But the story doesn’t end there. We heard that Kyle had noticed kids’ books rarely told stories about kids in need. And we heard she went to the publishers and said “Look, I buy a lot of books from you and I notice you never publish books about kids in poverty. You better start or maybe I won’t buy any more books from you.”
As you can imagine, while giving a child in need a book is very powerful, seeing themselves celebrated in the public narrative – in the stories that are told in books or movies, seeing themselves be respected, seeing themselves be heroes – can be transformative.
It also captures a key element of social entrepreneurship – always be on the lookout for how you can take business models serving social models to the next level. The only real limit to the potential of social entrepreneurship is our imagination.
We stopped telling this story because months and months passed and we never heard any more about it.
Then this happened:
- First Book announced Title Raves, a list of 10 of the most popular books that talk about kids in need.
- For example, The Benefits of Being an Octopus is about a child in poverty and The Bridge Home is about a child that is homeless.
- Of course, Title Raves not only celebrates and grows this important trend, it also helps First Book sell books that serve kids in need.
First Book and transforming capitalism (Option 4):
As mentioned, while our thinking is new on this issue and more examples need to be identified, we can see how in a real way First Book is also transforming capitalism. It doesn’t seek to make as much money off of the institutions it sells books to as it could (i.e. does not embrace profit maximization as it is often now practiced), in fact it uses its resources to help get them books at a lower price. As well, it doesn’t see people as just a means to an end, it is building a real community of those who use books to serve kids in need. Of course, by serving kids in need it is honouring the idea that we are all connected and should care about each other.
We know this is a lot, but we hope it has inspired your thinking of what is possible when it comes to using business models to serve the social needs that you are targeting. TCF has resources to help you on your social enterprise journey. Those resources draw on the inspiration and insights of over 17 social entrepreneurs. You can access these resources 24/7, for free, and you don’t even have to register: https://tricofoundation.ca/our-programs/tools-coaching/.
More About AMAASE:
AMAASE is an interactive session whose sole purpose is to answer social entrepreneurship questions from the audience. To that end, we have assembled a team of experienced professionals who will be available to answer any question you may have (or help you find the resource you are looking for).

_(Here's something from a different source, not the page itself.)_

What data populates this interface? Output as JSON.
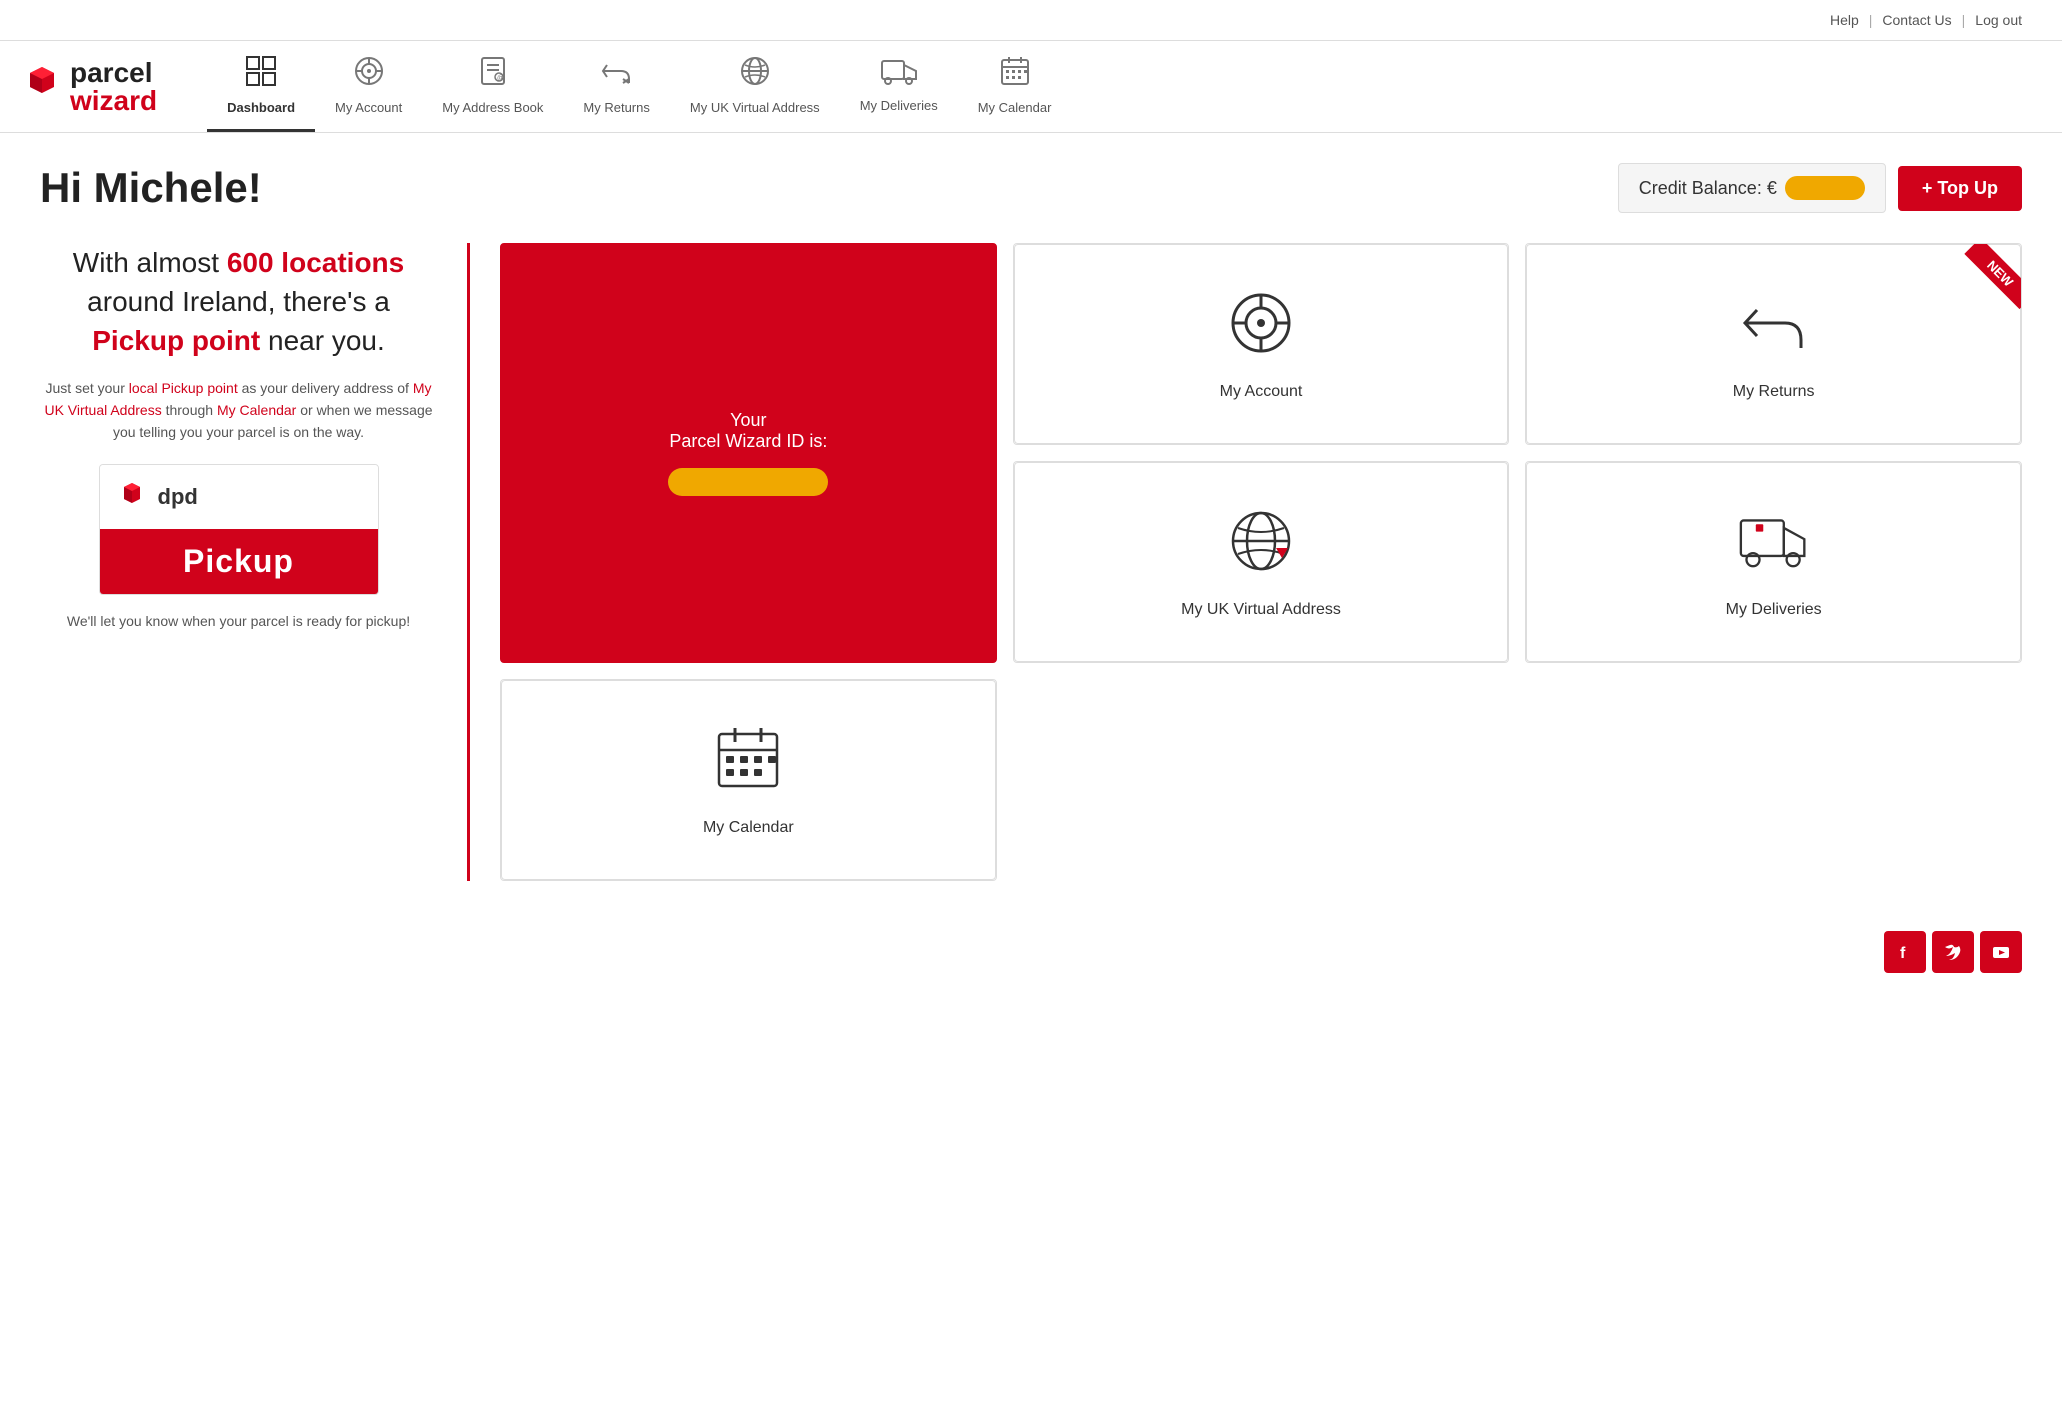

The second Wednesday of every month has become a virtual watering-hole dedicated to social entrepreneurs where they can come and have their questions addressed by a regular panel that includes Innovate Calgary, the Social Enterprise Fund, Momentum, and the Trico Charitable Foundation. Register here: https://haskayne.ucalgary.ca/tricofoundation/community-engagement/ask-me-anything-about-social-enterprise
Panel Moderators (Alternating):
- Trico Foundation Social Entrepreneurship Centre at the Haskayne School of Business
- Christine Spottiswood, AB SEED (Alberta Social Economy Ecosystem Development)
- Jane Bisbee, Executive Director, Social Enterprise Fund
- Innovate Calgary (Jordana Armstrong, Jerome Morgan or Meredith Perich)
- Brittni Kerluke, Manager of Social Entrepreneurship Training & Funding, Trico Charitable Foundation
- Momentum (Brian Hill, Jeff Loomis, Philip Lozano or Chido Shoko)
- Dan Overall, Executive Director, Trico Charitable Foundation
- Barb Davies, Chair of the Board, Local Investing YYC; Social Impact Lead, Mount Royal University
- Alex Laidlaw, Impact Investment Associate, Calgary Foundation
Missed a session or would like to see how the session flows? Catch up on all past conversations and shared resources on our YouTube playlist here.